Who Am I?
A classic parlour game, with a Leonie’s Longing twist! Answers below.
a) My parents refused me permission to enter the convent because they could not give me a dowry. Several religious communities rejected my application to enter because I was poor and had little formal education.
b) I made three attempts to enter the religious life in active communities of sisters, none successful. Finally, I accepted my spiritual director’s advice to enter the Capuchin Poor Clares, a community to which I felt no attraction at all.
c) I entered the Sisters of Mercy in my early twenties, but my health collapsed and I returned home after eighteen months of religious life. I was unwell for nearly two years afterward. During this time of illness I began to feel called found my own religious community, but my spiritual director told me that this idea was a deception to be rejected.
d) As a young woman with poor health, I applied to the Sisters of Charity of Saint Vincent de Paul and was turned away. My sister was accepted by the Visitandines. I decided that, if I could not be a religious sister, I would raise a large family and dedicate my children to the Lord.
e) When I applied to the Passionists, the superior sent back a letter saying, “We will not have the convent contaminated by her.”
f) All of my sisters became nuns. My own first attempt at living the religious life lasted eight weeks; I made two more unsuccessful tries before persevering.
g) After years of struggling to keep up academically in my studies for the priesthood, I was dismissed from the seminary. I was re-admitted, and failed my examinations again. It took me eleven years to complete my studies and become a diocesan priest.
h) At the age of twenty-two, I applied to the Augustinian Canons of the Great Saint Bernard Hospice in the Swiss Alps, famous for rescuing pilgrims lost in the snow or endangered by the treacherous conditions. However, in order to be accepted I was ordered to learn Latin, a language which I found impossible; finally, I admitted defeat and accepted, to my great disappointment, that I did not truly have a religious vocation.

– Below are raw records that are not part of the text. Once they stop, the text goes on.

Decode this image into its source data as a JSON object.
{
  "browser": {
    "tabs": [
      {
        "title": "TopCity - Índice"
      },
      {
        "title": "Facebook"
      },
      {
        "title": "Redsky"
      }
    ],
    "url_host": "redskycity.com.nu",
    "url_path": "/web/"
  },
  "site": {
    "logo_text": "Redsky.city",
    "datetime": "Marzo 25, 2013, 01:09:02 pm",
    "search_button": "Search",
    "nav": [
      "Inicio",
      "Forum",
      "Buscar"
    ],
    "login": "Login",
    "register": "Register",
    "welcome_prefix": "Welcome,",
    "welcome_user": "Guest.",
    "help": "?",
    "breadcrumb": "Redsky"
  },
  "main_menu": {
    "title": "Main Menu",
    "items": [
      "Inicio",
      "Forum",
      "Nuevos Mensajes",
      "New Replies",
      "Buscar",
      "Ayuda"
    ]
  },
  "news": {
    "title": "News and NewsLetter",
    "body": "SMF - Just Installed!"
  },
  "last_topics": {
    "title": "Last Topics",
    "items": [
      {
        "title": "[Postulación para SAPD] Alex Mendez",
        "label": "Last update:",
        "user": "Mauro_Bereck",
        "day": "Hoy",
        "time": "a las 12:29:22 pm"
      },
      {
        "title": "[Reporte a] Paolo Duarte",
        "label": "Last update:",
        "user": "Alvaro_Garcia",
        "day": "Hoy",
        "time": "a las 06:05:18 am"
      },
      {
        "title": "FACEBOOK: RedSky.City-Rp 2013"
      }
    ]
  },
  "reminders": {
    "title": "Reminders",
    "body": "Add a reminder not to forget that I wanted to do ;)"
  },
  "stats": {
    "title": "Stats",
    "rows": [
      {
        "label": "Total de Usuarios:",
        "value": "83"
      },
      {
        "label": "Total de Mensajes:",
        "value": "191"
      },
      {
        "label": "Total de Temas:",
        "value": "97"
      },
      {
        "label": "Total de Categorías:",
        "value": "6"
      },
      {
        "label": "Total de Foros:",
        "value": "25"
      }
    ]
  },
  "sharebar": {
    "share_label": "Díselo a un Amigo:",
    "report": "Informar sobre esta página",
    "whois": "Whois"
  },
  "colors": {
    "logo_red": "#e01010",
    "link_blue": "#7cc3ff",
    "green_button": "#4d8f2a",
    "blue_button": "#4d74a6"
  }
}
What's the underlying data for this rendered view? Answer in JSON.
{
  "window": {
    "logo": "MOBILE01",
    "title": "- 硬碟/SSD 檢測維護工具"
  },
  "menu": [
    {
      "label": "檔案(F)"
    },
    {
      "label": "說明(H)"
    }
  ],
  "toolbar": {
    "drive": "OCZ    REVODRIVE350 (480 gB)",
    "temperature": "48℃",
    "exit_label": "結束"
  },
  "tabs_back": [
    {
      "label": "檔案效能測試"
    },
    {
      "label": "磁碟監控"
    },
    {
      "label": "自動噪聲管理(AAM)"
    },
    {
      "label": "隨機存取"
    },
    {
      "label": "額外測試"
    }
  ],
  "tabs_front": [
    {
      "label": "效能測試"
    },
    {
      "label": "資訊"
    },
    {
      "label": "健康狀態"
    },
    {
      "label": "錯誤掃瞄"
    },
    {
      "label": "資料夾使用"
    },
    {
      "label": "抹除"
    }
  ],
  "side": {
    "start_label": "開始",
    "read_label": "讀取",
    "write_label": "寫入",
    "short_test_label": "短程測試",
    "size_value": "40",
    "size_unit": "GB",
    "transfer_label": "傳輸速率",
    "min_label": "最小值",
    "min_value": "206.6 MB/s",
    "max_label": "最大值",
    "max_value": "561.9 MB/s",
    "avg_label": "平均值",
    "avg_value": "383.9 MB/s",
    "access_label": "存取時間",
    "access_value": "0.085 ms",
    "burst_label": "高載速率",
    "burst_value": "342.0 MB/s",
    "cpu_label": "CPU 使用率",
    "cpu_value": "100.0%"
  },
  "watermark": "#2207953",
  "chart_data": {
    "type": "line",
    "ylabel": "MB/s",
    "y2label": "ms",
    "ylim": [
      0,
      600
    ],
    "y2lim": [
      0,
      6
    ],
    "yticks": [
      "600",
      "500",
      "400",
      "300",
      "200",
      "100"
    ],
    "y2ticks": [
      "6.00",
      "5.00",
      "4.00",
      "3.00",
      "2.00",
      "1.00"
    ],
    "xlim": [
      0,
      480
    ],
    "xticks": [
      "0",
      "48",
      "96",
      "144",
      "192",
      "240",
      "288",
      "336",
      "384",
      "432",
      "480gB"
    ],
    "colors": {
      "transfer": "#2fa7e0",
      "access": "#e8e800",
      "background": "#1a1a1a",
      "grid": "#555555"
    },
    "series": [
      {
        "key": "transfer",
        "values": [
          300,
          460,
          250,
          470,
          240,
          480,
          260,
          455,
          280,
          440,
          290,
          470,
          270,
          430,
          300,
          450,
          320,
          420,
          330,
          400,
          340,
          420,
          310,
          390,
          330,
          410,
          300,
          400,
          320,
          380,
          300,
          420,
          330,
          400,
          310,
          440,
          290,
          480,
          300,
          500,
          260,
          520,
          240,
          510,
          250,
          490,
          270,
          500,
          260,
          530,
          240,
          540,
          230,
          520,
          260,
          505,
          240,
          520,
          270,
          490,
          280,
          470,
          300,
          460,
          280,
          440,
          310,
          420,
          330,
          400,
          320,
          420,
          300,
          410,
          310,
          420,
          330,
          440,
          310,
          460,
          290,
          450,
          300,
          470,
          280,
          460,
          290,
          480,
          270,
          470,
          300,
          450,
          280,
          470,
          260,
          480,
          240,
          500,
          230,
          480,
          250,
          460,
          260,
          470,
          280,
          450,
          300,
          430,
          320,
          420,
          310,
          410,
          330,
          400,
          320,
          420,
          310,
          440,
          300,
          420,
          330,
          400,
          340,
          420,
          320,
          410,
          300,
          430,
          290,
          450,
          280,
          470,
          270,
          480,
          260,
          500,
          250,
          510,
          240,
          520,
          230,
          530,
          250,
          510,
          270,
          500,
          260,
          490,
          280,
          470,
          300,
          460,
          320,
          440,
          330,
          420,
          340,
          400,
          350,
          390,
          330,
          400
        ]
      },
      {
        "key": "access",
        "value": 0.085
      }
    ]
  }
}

i) My spiritual director told me to put the idea of a religious vocation out of my head; I was poorly educated, and considered slow-witted. A few days later, however, he came back and asked me whether I really did believe that Jesus was calling me to religious life. When I said that I did, he asked me whether I could at least peel potatoes. Yes, I said, I can peel potatoes. So he told me to go to the convent to peel the potatoes, and I did!
j) I was enclosed in a church as an anchoress, and was resolved to stay there forever. There was fierce opposition when God called me out of my anchorhold to reform the Poor Clares; it was considered a betrayal of my vocation.
k) I applied to enter the Franciscans and was initially accepted, but later turned away after I confessed the details of my past life to one of the friars. I was devastated, and broke down in tears during my next Confession.
l) I was accepted as a novice by the Third Order Dominicans, and I made my first vows in the community; however, I found out that my true vocation lay in the cloistered life, and I left the Dominicans to become a Carmelite.
m) I was rejected by seven monasteries before I realised I was not called to religious life.
n) As a young seminarian, I felt a deep attraction to the life of a Carmelite friar, but my bishop told me to finish what I started, and would not permit me to transfer to the monastery. I finished my studies and became a diocesan priest instead.
And the answers…
a) Saint Maria Faustina Kowalska, mystic and Secretary of the Divine Mercy, canonized April 30th, 2000.
b) Servant of God Sister Consolata Betrone, mystic and victim soul.
c) Venerable Mary Potter, foundress of the Little Company of Mary.
d) Saint Zelie Martin, mother of Saint Therese of Lisieux.
e) Saint Gemma Galgani, mystic and victim soul, canonized May 2nd, 1940.
f) Servant of God Sister Francoise Therese (Leonie) Martin, sister of Saint Therese of Lisieux.
g) Saint John Marie Vianney, Patron Saint of priests, canonised 1925.
h) Saint Louis Martin, father of Saint Therese of Lisieux.
i) Saint Maria Bertrilla Boscardin, Dorothean Sister and nurse during the First World War, canonised June 8th, 1952.
j) Saint Colette of Corbie, foundress of the reformed branch of Poor Clares which bears her name, Colettine.
k) Father Thomas Merton, Trappist monk, priest and spiritual writer.
l) Blessed Elia of Saint Clement, spiritual writer.
m) Saint Benedict Joseph Labre, the pilgrim Saint, French mendicant and Franciscan tertiary, canonised December 8th, 1881.
n) Pope Saint John Paul II, canonised April 27th (Divine Mercy Sunday), 2014. Yes, really!
Can you add any others?